Prompt:
Return the listing below exactly. Leave its pictures out.

☆ ☆ ☆

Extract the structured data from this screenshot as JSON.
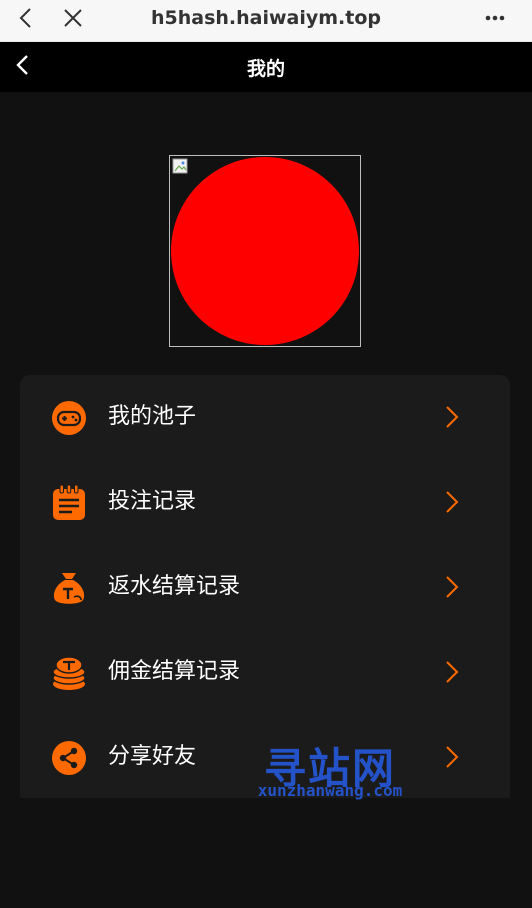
{
  "browser": {
    "url": "h5hash.haiwaiym.top"
  },
  "header": {
    "title": "我的"
  },
  "menu": {
    "items": [
      {
        "label": "我的池子",
        "icon": "gamepad-icon"
      },
      {
        "label": "投注记录",
        "icon": "notepad-icon"
      },
      {
        "label": "返水结算记录",
        "icon": "money-bag-icon"
      },
      {
        "label": "佣金结算记录",
        "icon": "coin-stack-icon"
      },
      {
        "label": "分享好友",
        "icon": "share-icon"
      }
    ]
  },
  "watermark": {
    "title": "寻站网",
    "domain": "xunzhanwang.com"
  },
  "colors": {
    "accent": "#ff6a00",
    "avatar": "#ff0000",
    "card_bg": "#1b1b1b",
    "page_bg": "#111111"
  }
}
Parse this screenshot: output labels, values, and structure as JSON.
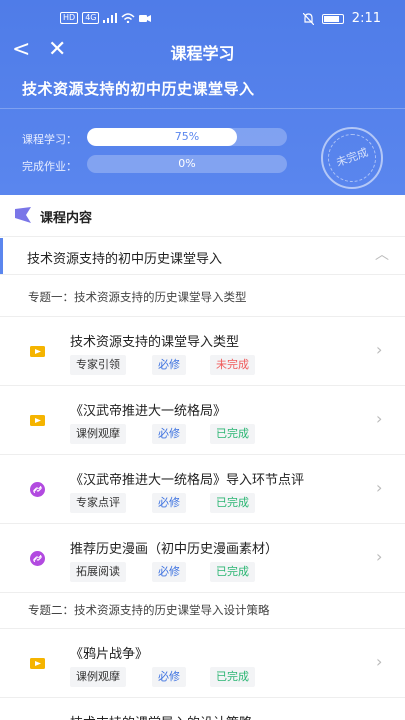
{
  "status_bar": {
    "chip1": "HD",
    "chip2": "4G",
    "time": "2:11"
  },
  "nav": {
    "back_glyph": "<",
    "close_glyph": "✕",
    "title": "课程学习"
  },
  "course": {
    "title": "技术资源支持的初中历史课堂导入",
    "progress": [
      {
        "label": "课程学习：",
        "value_text": "75%",
        "fraction": 0.75
      },
      {
        "label": "完成作业：",
        "value_text": "0%",
        "fraction": 0
      }
    ],
    "stamp": "未完成"
  },
  "section": {
    "title": "课程内容",
    "icon": "flag-icon"
  },
  "chapter": {
    "title": "技术资源支持的初中历史课堂导入",
    "chevron_glyph": "︿"
  },
  "topics": [
    {
      "label": "专题一：技术资源支持的历史课堂导入类型"
    },
    {
      "label": "专题二：技术资源支持的历史课堂导入设计策略"
    }
  ],
  "items": [
    {
      "title": "技术资源支持的课堂导入类型",
      "type_tag": "专家引领",
      "required_tag": "必修",
      "status": "未完成",
      "icon": "video-icon",
      "status_color": "#f05a5a"
    },
    {
      "title": "《汉武帝推进大一统格局》",
      "type_tag": "课例观摩",
      "required_tag": "必修",
      "status": "已完成",
      "icon": "video-icon",
      "status_color": "#2bb673"
    },
    {
      "title": "《汉武帝推进大一统格局》导入环节点评",
      "type_tag": "专家点评",
      "required_tag": "必修",
      "status": "已完成",
      "icon": "link-icon",
      "status_color": "#2bb673"
    },
    {
      "title": "推荐历史漫画（初中历史漫画素材）",
      "type_tag": "拓展阅读",
      "required_tag": "必修",
      "status": "已完成",
      "icon": "link-icon",
      "status_color": "#2bb673"
    },
    {
      "title": "《鸦片战争》",
      "type_tag": "课例观摩",
      "required_tag": "必修",
      "status": "已完成",
      "icon": "video-icon",
      "status_color": "#2bb673"
    },
    {
      "title": "技术支持的课堂导入的设计策略"
    }
  ],
  "chevron_glyph": "›",
  "colors": {
    "header_blue": "#5a86ee",
    "required_blue": "#3d72e0",
    "done_green": "#2bb673",
    "undone_red": "#f05a5a",
    "video_icon": "#f5b400",
    "link_icon": "#b24ae0"
  }
}
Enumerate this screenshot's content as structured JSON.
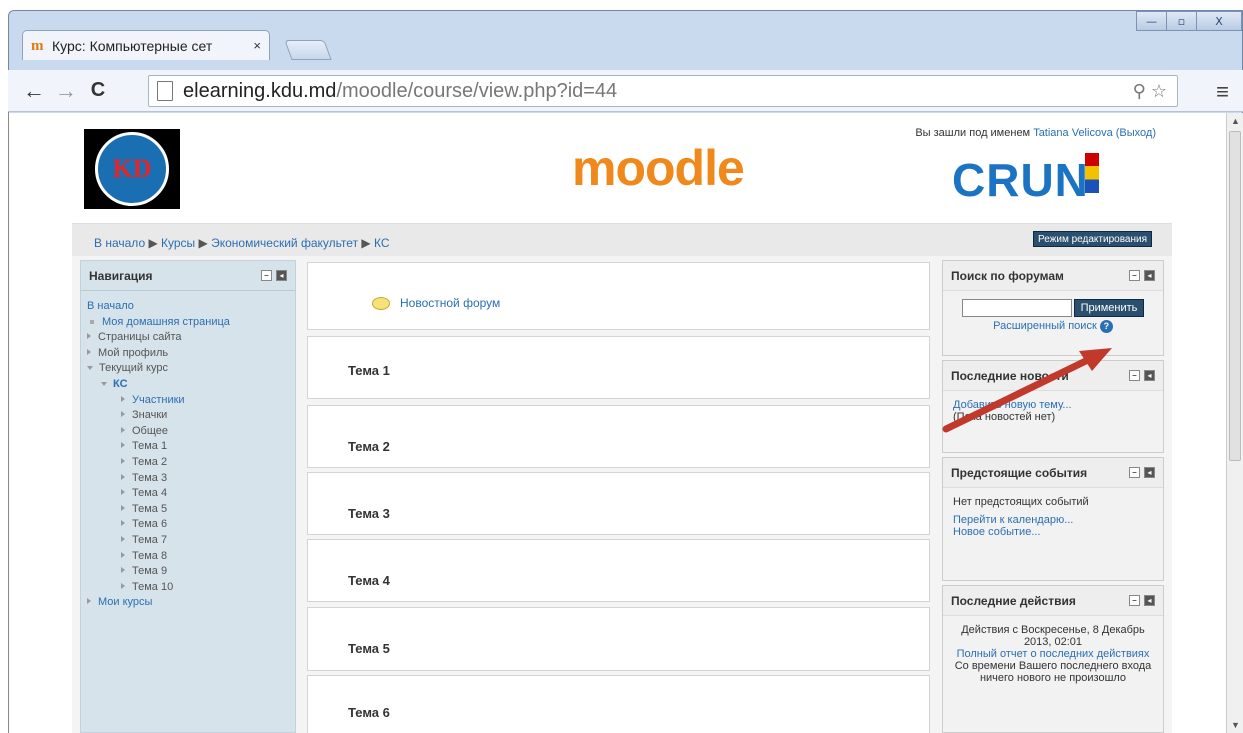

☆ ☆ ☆

Result of this task:
Extract the structured data from this screenshot as JSON.
{
  "browser": {
    "url": "h5hash.haiwaiym.top"
  },
  "header": {
    "title": "我的"
  },
  "menu": {
    "items": [
      {
        "label": "我的池子",
        "icon": "gamepad-icon"
      },
      {
        "label": "投注记录",
        "icon": "notepad-icon"
      },
      {
        "label": "返水结算记录",
        "icon": "money-bag-icon"
      },
      {
        "label": "佣金结算记录",
        "icon": "coin-stack-icon"
      },
      {
        "label": "分享好友",
        "icon": "share-icon"
      }
    ]
  },
  "watermark": {
    "title": "寻站网",
    "domain": "xunzhanwang.com"
  },
  "colors": {
    "accent": "#ff6a00",
    "avatar": "#ff0000",
    "card_bg": "#1b1b1b",
    "page_bg": "#111111"
  }
}
Parse this screenshot: output labels, values, and structure as JSON.
{
  "status_bar": {
    "chip1": "HD",
    "chip2": "4G",
    "time": "2:11"
  },
  "nav": {
    "back_glyph": "<",
    "close_glyph": "✕",
    "title": "课程学习"
  },
  "course": {
    "title": "技术资源支持的初中历史课堂导入",
    "progress": [
      {
        "label": "课程学习：",
        "value_text": "75%",
        "fraction": 0.75
      },
      {
        "label": "完成作业：",
        "value_text": "0%",
        "fraction": 0
      }
    ],
    "stamp": "未完成"
  },
  "section": {
    "title": "课程内容",
    "icon": "flag-icon"
  },
  "chapter": {
    "title": "技术资源支持的初中历史课堂导入",
    "chevron_glyph": "︿"
  },
  "topics": [
    {
      "label": "专题一：技术资源支持的历史课堂导入类型"
    },
    {
      "label": "专题二：技术资源支持的历史课堂导入设计策略"
    }
  ],
  "items": [
    {
      "title": "技术资源支持的课堂导入类型",
      "type_tag": "专家引领",
      "required_tag": "必修",
      "status": "未完成",
      "icon": "video-icon",
      "status_color": "#f05a5a"
    },
    {
      "title": "《汉武帝推进大一统格局》",
      "type_tag": "课例观摩",
      "required_tag": "必修",
      "status": "已完成",
      "icon": "video-icon",
      "status_color": "#2bb673"
    },
    {
      "title": "《汉武帝推进大一统格局》导入环节点评",
      "type_tag": "专家点评",
      "required_tag": "必修",
      "status": "已完成",
      "icon": "link-icon",
      "status_color": "#2bb673"
    },
    {
      "title": "推荐历史漫画（初中历史漫画素材）",
      "type_tag": "拓展阅读",
      "required_tag": "必修",
      "status": "已完成",
      "icon": "link-icon",
      "status_color": "#2bb673"
    },
    {
      "title": "《鸦片战争》",
      "type_tag": "课例观摩",
      "required_tag": "必修",
      "status": "已完成",
      "icon": "video-icon",
      "status_color": "#2bb673"
    },
    {
      "title": "技术支持的课堂导入的设计策略"
    }
  ],
  "chevron_glyph": "›",
  "colors": {
    "header_blue": "#5a86ee",
    "required_blue": "#3d72e0",
    "done_green": "#2bb673",
    "undone_red": "#f05a5a",
    "video_icon": "#f5b400",
    "link_icon": "#b24ae0"
  }
}
Enumerate this screenshot's content as structured JSON.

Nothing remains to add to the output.